In a nutshell, this is the 5 step thinking process we use for mathematics questions:

  1. Identification – Identify the question’s requirements through reasonings.
  2. Recognition – Recognize contents related to the question.
  3. Analysis – Analytical approach through figures and equations.
  4. Regulation – Regulate thinking process through a reflection of contents with applications learned.
  5. Connection – Identify the relationship between answer and question’s objective.

Question Example

Here is an example of a question involving calculus.

The diagram shows cardboard rolled into the shape of a cylinder of radius r cm and height h cm. The shape is held together by three pieces of adhesive tape whose width and thickness may be ignored.

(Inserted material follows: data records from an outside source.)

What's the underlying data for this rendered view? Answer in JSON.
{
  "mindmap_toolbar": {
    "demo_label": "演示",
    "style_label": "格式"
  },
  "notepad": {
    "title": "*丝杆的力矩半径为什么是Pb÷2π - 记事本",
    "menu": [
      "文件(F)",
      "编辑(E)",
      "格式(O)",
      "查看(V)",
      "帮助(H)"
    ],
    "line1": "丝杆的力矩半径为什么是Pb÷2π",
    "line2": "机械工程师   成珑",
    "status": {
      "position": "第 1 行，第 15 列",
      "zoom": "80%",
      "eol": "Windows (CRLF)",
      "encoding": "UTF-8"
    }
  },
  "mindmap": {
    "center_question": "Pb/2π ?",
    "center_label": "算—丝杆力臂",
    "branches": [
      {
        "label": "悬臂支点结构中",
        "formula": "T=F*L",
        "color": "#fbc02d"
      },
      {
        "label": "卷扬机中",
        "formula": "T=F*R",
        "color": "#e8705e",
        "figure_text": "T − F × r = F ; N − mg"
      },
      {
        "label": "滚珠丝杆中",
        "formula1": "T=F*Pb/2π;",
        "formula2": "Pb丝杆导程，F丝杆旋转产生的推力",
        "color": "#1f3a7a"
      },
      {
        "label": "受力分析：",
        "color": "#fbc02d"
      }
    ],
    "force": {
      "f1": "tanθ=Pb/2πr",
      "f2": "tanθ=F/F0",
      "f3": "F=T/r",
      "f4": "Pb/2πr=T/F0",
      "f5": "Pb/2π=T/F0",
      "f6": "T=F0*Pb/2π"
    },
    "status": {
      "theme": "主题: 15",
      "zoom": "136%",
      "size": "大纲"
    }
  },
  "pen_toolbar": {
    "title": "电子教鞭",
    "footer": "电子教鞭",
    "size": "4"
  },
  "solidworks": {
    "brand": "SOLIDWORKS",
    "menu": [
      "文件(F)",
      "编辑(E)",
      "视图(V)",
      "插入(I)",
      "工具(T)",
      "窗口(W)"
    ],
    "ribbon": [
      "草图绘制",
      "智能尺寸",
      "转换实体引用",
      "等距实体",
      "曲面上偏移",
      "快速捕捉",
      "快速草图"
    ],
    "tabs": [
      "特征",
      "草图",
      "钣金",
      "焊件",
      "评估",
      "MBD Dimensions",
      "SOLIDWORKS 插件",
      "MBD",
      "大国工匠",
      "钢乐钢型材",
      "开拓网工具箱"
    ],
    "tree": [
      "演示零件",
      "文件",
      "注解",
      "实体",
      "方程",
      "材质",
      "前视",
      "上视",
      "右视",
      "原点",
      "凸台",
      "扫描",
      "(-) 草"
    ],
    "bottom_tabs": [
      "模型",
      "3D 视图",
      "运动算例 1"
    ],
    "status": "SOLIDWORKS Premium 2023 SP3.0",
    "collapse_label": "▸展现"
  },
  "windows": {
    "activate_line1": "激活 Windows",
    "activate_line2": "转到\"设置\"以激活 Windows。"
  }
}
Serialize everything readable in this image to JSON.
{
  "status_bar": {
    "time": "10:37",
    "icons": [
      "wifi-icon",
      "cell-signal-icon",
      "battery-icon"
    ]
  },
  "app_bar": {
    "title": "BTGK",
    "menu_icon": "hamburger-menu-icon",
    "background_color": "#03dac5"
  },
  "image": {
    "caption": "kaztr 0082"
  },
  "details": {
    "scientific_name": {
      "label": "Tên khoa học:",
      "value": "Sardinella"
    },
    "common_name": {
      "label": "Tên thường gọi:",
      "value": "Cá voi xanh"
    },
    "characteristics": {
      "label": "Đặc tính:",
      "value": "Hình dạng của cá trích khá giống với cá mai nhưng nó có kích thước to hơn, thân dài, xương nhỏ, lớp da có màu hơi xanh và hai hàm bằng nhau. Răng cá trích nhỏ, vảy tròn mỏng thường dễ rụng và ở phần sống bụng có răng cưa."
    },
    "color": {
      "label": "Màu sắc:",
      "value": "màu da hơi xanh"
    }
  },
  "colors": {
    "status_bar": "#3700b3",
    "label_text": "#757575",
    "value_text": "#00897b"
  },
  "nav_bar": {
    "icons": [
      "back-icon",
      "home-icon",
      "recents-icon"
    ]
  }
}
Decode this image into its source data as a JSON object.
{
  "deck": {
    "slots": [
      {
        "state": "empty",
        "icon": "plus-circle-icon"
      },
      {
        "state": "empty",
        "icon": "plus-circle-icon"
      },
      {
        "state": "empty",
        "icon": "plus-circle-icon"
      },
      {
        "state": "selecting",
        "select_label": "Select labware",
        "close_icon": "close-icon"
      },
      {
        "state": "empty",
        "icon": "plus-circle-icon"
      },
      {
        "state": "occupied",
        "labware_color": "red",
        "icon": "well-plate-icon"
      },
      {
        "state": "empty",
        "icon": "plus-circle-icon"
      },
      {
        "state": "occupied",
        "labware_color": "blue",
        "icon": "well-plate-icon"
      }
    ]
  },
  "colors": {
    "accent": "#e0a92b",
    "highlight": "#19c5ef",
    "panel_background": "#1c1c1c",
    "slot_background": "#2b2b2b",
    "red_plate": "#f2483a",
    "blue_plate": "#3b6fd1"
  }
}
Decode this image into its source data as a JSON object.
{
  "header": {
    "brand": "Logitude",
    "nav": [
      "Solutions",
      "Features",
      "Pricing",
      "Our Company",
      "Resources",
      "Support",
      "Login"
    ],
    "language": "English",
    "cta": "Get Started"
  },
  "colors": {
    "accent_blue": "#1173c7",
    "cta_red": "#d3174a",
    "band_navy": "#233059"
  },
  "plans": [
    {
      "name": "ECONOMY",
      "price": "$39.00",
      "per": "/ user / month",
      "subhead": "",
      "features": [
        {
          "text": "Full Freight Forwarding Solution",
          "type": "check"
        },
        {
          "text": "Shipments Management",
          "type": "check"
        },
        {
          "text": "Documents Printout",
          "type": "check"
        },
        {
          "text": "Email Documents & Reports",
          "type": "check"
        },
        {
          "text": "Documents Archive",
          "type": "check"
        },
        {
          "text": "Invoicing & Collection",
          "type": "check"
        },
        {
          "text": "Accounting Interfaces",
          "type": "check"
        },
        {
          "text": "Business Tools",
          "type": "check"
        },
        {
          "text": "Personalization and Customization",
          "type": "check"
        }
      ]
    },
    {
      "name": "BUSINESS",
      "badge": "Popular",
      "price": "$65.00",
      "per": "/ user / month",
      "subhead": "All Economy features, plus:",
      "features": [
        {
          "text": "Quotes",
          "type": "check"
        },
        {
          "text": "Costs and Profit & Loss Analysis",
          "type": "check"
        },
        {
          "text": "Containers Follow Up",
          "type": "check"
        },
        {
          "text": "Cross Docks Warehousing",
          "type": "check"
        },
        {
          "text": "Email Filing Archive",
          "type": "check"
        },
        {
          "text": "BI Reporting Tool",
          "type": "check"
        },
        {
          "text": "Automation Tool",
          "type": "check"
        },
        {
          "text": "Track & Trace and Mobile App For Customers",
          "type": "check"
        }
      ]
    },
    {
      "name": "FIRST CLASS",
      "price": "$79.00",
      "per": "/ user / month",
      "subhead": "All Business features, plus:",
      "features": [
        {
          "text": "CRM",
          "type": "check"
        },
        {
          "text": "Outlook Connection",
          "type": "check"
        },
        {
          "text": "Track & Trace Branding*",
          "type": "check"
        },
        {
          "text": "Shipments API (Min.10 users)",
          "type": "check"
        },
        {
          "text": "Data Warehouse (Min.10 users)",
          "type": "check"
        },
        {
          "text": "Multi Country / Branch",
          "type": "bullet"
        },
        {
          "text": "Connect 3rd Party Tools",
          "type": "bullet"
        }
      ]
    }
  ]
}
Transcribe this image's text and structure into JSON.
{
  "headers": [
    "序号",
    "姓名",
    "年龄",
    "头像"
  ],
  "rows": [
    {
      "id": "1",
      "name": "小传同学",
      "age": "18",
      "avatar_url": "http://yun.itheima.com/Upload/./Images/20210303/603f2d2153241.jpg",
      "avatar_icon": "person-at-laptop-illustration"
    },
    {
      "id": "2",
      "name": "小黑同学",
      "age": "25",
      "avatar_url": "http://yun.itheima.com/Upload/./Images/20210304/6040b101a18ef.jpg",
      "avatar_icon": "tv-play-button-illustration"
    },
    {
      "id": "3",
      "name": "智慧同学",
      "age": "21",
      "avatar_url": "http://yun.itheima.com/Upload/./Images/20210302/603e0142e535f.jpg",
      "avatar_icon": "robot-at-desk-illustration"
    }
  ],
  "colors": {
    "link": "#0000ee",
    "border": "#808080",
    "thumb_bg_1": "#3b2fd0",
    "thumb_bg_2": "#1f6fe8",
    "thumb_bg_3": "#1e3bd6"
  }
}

One piece of tape forms the shape of a rectangle. The other two pieces form the shape of circles. The total length of tape is 300 cm.
(i) Show that the volume, V cm³, of the cylinder, is given by 𝜋𝑟²(150−2𝑟−2𝜋𝑟).
(ii) Given that r can vary, show that V has a stationary value when 𝑟=𝑘/(1+𝜋), where k is a constant to be found and find the corresponding value of h.

By applying the 5-steps thinking process,
  1. We would identify that the question requires us to find the volume of the cylinder in terms of r and to identify the corresponding value of h given it has a stationary value.
  2. The objective of the question is related to the understanding of the minimisation and maximisation problems under calculus.
  3. Analyse that the expression quoted in part (i) requires us to understand that h must be presented in terms of r for us to be able to show the final expression. The second part requires the student to be able to understand how it is related to the first part and to be able to use the expression to find the stationary value of V.
  4. Systemic thinking required with the approach of this question through prior practice and understanding of the topic on minima and maxima problems and its applications.
  5. Understanding the objective of the question and its answer will assist to define a more contoured thinking process for handling of future questions.

Where necessary, the thinking process often boils down to how we can relate variables in such questions to having only 2 variables (O level maths) in an equation before differentiation is carried out.

For students who are taught here, the way to assist them in their thinking process was to zoom in on the expression wanted in part (i) where we rely on the fundamental of finding the volume of the cylinder [V = 𝜋𝑟²ℎ] and we can analyse that ℎ=150−2𝑟−2𝜋𝑟 naturally. Students will also find such skills useful in deriving the expression and gain confidence and assurance as they go through the question looking for specific figures such as “three pieces of adhesive tape” and “total length of tape is 300 cm”.

The same thinking process can also be easily applied to every other chapter in maths. It then becomes a matter of practice of the thinking process.

If your child requires assistance beyond math, contact us for secondary school tuition.